## WHAT YOU SHOULD DO
Across the data, every line with the word "International" counts once; state the total alone.

## EXCERPTED DATA
◇ ◇ ◇

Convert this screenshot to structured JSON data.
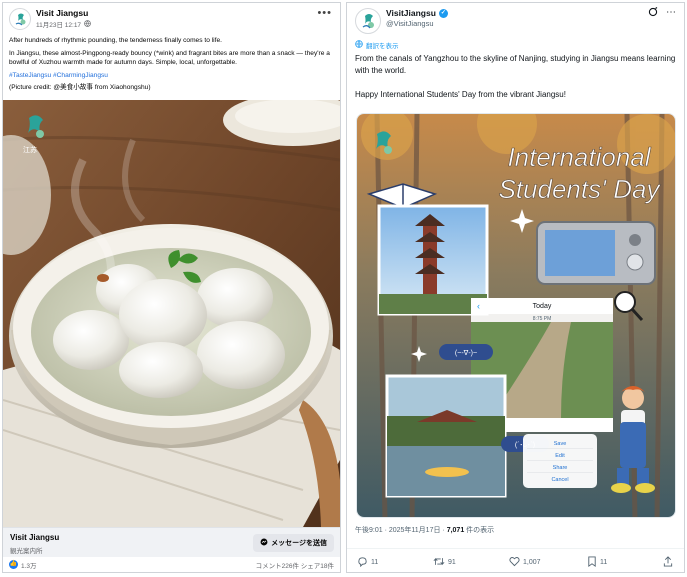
{
  "facebook": {
    "page_name": "Visit Jiangsu",
    "timestamp": "11月23日 12:17",
    "text_line1": "After hundreds of rhythmic pounding, the tenderness finally comes to life.",
    "text_line2": "In Jiangsu, these almost-Pingpong-ready bouncy (*wink) and fragrant bites are more than a snack — they're a bowlful of Xuzhou warmth made for autumn days. Simple, local, unforgettable.",
    "hashtags": "#TasteJiangsu #CharmingJiangsu",
    "credit": "(Picture credit: @美食小故事 from Xiaohongshu)",
    "footer_name": "Visit Jiangsu",
    "footer_sub": "観光案内所",
    "message_button": "メッセージを送信",
    "likes": "1.3万",
    "counts": "コメント226件  シェア18件"
  },
  "twitter": {
    "display_name": "VisitJiangsu",
    "handle": "@VisitJiangsu",
    "translate": "翻訳を表示",
    "body_line1": "From the canals of Yangzhou to the skyline of Nanjing, studying in Jiangsu means learning with the world.",
    "body_line2": "Happy International Students' Day from the vibrant Jiangsu!",
    "image_title_1": "International",
    "image_title_2": "Students' Day",
    "phone_label": "Today",
    "phone_time": "8:75 PM",
    "emoticon_1": "(~-∇-)~",
    "emoticon_2": "(´･ᴗ･`)",
    "menu_items": [
      "Save",
      "Edit",
      "Share",
      "Cancel"
    ],
    "time_prefix": "午後9:01 · 2025年11月17日 · ",
    "views": "7,071",
    "views_suffix": " 件の表示",
    "replies": "11",
    "reposts": "91",
    "likes": "1,007",
    "bookmarks": "11"
  }
}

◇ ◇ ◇

## TASK ANSWER
2